Thursday, 19 November 2009

“Lizards 1 - People 1” argues ARC in response to roadworks debacle

Amphibian and Reptile Conservation is calling for a more measured response from Bournemouth commuters to road verge works being undertaken while slow-worms and sand lizards are hibernating.

The story has received a great deal of coverage in past days. Papers, including The Daily Mail and The Sun, report that local businesses are upset over the roadworks, fearing an impact on trade in the run-up to Christmas. Many blame the lizards, arguing that the needs of wildlife have come before those of people. (‘Lizards 1: People 0’, reads one headline of Bournemouth’s Daily Echo).

The issue needs a measured response, argues Amphibian and Reptile Conservation in letters to the papers involved.
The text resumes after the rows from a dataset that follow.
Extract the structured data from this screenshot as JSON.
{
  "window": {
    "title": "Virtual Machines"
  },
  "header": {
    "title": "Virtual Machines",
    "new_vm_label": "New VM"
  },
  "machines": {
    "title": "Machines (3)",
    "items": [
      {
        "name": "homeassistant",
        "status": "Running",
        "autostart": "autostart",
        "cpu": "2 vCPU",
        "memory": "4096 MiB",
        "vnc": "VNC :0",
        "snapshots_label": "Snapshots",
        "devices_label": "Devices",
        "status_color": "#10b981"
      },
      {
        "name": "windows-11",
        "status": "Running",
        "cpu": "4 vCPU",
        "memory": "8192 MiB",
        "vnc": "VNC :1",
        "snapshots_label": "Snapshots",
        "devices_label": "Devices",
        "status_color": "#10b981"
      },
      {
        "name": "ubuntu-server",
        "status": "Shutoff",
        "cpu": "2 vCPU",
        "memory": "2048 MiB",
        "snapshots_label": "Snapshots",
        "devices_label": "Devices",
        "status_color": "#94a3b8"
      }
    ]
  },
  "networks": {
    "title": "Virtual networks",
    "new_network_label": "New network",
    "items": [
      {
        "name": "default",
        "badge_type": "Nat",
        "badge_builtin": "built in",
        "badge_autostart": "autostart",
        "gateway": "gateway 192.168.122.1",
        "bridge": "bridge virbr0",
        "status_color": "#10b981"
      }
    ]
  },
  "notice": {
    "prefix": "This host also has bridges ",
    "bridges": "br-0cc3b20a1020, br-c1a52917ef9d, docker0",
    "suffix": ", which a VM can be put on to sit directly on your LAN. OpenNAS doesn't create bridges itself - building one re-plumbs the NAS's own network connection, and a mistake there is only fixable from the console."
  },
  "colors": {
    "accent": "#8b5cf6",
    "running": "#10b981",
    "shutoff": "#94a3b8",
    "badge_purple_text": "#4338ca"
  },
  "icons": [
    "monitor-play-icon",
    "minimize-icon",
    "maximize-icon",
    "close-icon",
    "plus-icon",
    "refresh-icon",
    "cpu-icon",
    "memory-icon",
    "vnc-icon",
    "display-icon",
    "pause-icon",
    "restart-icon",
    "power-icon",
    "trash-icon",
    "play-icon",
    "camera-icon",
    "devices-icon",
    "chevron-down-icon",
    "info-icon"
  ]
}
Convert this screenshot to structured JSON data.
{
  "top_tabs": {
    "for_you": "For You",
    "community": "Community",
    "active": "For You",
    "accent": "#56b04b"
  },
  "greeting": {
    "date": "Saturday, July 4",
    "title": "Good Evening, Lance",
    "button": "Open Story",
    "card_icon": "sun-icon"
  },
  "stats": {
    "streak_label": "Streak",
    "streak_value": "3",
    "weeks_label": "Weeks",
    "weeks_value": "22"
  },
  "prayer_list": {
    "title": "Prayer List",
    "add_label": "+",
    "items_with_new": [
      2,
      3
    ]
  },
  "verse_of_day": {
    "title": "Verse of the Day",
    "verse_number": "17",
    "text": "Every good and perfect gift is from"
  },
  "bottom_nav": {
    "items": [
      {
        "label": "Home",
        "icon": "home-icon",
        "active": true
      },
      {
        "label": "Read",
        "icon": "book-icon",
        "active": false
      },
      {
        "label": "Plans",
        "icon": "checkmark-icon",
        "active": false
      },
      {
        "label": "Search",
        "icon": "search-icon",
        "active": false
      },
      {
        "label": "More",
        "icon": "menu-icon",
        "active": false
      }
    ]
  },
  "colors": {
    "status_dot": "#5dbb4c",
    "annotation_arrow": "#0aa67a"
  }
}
“Efforts to reduce the impacts of essential road repairs should not be seen as a ‘battle between lizards and motorists’ but rather an attempt to strike a delicate balance between the protection of Dorset’s wildlife and providing a good transport infrastructure.” said Dr. John Wilkinson, a spokesperson for Amphibian and Reptile Conservation.

“The needs of Dorset residents and its protected species are both valid concerns and both must be carefully addressed in large-scale construction projects.” he added.

“More often than not, it is the wildlife that loses out as roads are driven through nature reserves (as is the case here with the Bournemouth spur road), and other natural areas.” said Rowland Griffin, ARC’s Dorset Community Officer.

“This not only negatively impacts wildlife but reduces the areas available to local people for leisure, cycling, walking, horseriding and for simply enjoying the countryside.”

Dorset is a stronghold for lizards, particularly sand lizards – a species restricted to the small pockets of heathland that remain in the UK countryside.

“Dorset would be a much poorer place to live without its wonderful heathlands and the unique wildlife that lives there. On a global scale, Dorset’s lowland heaths are rarer than tropical rainforest.” added Dr. Wilkinson.

1 comment:

  1. I wish someone would ask me what's been going on! The recent tree felling works was nothing to do with reptiles! No one is moving reptiles at present, and (obviously) this won't happen until March next year. The whole debacle has been damaging and avoidable. The trees have to be felled for the roadworks next year, and the hold-ups are NOT due to reptile capture. The press has been peddling misinformation, and the anti-reptile hate campaign has blown up as a result. I could have put anyone straight on this if anyone had asked. I would've corrected the original press releases too, but was never told.
    Chris Gleed-Owen, CGO Ecology Ltd.